A recent paper, published in the British Medical Journal (BMJ), looked at over 200 studies on coffee drinking and health outcomes. The work was done at the University of Southampton (England) and the University of Edinburgh. Researchers reviewed over 200 observational studies across many countries. Drinking coffee was consistently associated with a lower risk of death from all causes and from heart disease, with the largest reductions at 3 cups a day, compared with non-coffee drinkers. Drinking more than 3 cups daily was not associated with harm, but the beneficial effect was less pronounced. There was less evidence for the positive aspects of decaf coffee, but it had similar benefits for a number of outcomes. Some but not all of the studies corrected for factors that may be associated with coffee drinking, such as smoking, that may influence health outcomes.
Coffee was also associated with a lower risk of several cancers, including prostate, endometrial (uterine), skin and liver cancer, as well as type 2 Diabetes, gallstones, gout and cirrhosis of the liver. Finally, there seemed to be beneficial associations between coffee use and Parkinson’s disease, depression and Alzheimer’s.
The authors concluded that coffee drinking seems safe within usual patterns of use, except during pregnancy and in women with increased risk of fracture. They also wrote that there is substantial uncertainty about the effects of higher levels of intake. It may be a trigger for rapid or irregular heartbeat in some people. Additionally – coffee is often consumed with sugars and unhealthy fats which may not be beneficial.
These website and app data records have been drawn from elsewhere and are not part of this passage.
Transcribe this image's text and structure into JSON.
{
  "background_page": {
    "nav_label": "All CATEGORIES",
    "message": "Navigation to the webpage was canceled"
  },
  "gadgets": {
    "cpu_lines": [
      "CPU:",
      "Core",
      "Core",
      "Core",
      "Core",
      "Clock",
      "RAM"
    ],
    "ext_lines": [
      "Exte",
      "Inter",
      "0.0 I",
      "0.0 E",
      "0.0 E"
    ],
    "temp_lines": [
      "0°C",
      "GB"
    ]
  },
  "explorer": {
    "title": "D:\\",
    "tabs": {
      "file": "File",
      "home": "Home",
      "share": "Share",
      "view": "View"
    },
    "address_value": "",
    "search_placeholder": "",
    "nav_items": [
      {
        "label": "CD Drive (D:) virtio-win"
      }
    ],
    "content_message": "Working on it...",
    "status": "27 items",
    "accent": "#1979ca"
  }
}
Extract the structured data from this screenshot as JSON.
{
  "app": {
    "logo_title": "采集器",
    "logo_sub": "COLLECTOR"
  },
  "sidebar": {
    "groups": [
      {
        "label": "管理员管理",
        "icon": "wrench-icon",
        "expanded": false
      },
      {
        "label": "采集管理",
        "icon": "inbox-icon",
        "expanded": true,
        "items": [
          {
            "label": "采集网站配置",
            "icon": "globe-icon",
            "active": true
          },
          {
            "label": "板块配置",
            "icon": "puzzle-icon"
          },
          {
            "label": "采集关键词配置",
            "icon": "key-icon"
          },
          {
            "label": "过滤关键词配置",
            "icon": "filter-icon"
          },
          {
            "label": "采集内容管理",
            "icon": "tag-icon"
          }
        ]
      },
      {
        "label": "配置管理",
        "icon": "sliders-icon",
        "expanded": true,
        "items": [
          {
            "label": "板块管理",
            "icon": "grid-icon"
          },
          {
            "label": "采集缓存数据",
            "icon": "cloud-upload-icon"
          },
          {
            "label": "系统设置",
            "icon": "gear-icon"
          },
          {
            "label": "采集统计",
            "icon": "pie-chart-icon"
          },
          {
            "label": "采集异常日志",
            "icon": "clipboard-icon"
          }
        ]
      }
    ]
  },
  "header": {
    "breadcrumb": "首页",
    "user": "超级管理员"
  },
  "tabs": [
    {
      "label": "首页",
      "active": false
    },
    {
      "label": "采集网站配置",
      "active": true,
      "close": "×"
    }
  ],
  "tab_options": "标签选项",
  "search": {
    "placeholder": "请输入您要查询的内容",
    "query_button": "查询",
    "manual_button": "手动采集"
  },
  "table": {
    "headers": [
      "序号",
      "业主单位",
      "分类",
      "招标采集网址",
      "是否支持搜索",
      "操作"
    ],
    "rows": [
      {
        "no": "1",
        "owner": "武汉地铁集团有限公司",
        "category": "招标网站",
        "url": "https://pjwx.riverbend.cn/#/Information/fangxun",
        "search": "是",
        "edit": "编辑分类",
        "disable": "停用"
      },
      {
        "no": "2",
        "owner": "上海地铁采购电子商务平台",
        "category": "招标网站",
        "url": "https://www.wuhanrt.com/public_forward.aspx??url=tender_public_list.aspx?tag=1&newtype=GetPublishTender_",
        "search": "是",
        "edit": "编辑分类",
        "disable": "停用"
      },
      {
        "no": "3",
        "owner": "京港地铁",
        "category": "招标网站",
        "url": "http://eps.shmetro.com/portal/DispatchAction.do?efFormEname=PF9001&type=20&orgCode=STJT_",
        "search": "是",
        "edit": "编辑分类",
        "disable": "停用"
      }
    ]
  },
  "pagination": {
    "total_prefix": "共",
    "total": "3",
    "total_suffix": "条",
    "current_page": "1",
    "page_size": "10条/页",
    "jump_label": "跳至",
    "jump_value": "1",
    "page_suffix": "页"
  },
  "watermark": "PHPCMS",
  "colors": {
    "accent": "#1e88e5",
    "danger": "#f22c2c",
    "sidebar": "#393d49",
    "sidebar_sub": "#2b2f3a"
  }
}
The warnings about coffee during pregnancy are based on an English and Swedish study showing that caffeine use may be associated with lower birth weight babies and an increased risk of miscarriage. Caffeine from coffee, tea, chocolate , soft drinks and some medicines should be counted. The authors suggest limiting caffeine use - a cup of coffee contains about 100 mg of caffeine, while tea may have half that amount. It may be prudent not to exceed one cup a day in pregnancy. Avoid colas, whether sweetened with sugars or chemicals. In addition do not smoke during pregnancy and limit alcohol use to one small glass of wine once a week. It is best to avoid alcohol completely, since studies on minimal amounts have not been done. Binge drinking is associated with serious harm to the fetus.
Warnings against caffeine use in post-menopausal women come from a few studies looking at osteoporotic fractures and diet. A 2001 study from Creighton University showed that a caffeine intake of more than 300 mg daily was associated with decreased bone density of the spine in women with a particular genotype influencing vitamin D receptors. There is currently no test for this problematic vitamin D receptor. The authors suggest that postmenopausal women at risk of osteoporosis decrease caffeine intake (no more than 3 cups daily) and use vitamin D supplements.
Ways to Avoid Overeating during the Holidays!
*Include lean protein sources at every meal – such as chicken (minimal skin), beans and fish. Protein triggers a hormone that signals the brain to slow down emptying of the stomach. This hormone also acts to decrease the hunger promoting hormone called ghrelin.
*Choose minimally processed, high fiber carbohydrates, such as whole grains and vegetables. You will feel full more quickly, and help your microbiome!
*Chew your food thoroughly, don’t gulp! Eating more slowly allows you to know when you’ve had enough.
*Get enough sleep. Inadequate sleep is associated with increased levels of hunger and weight gain.
Sadja Greenwood, MD, MPH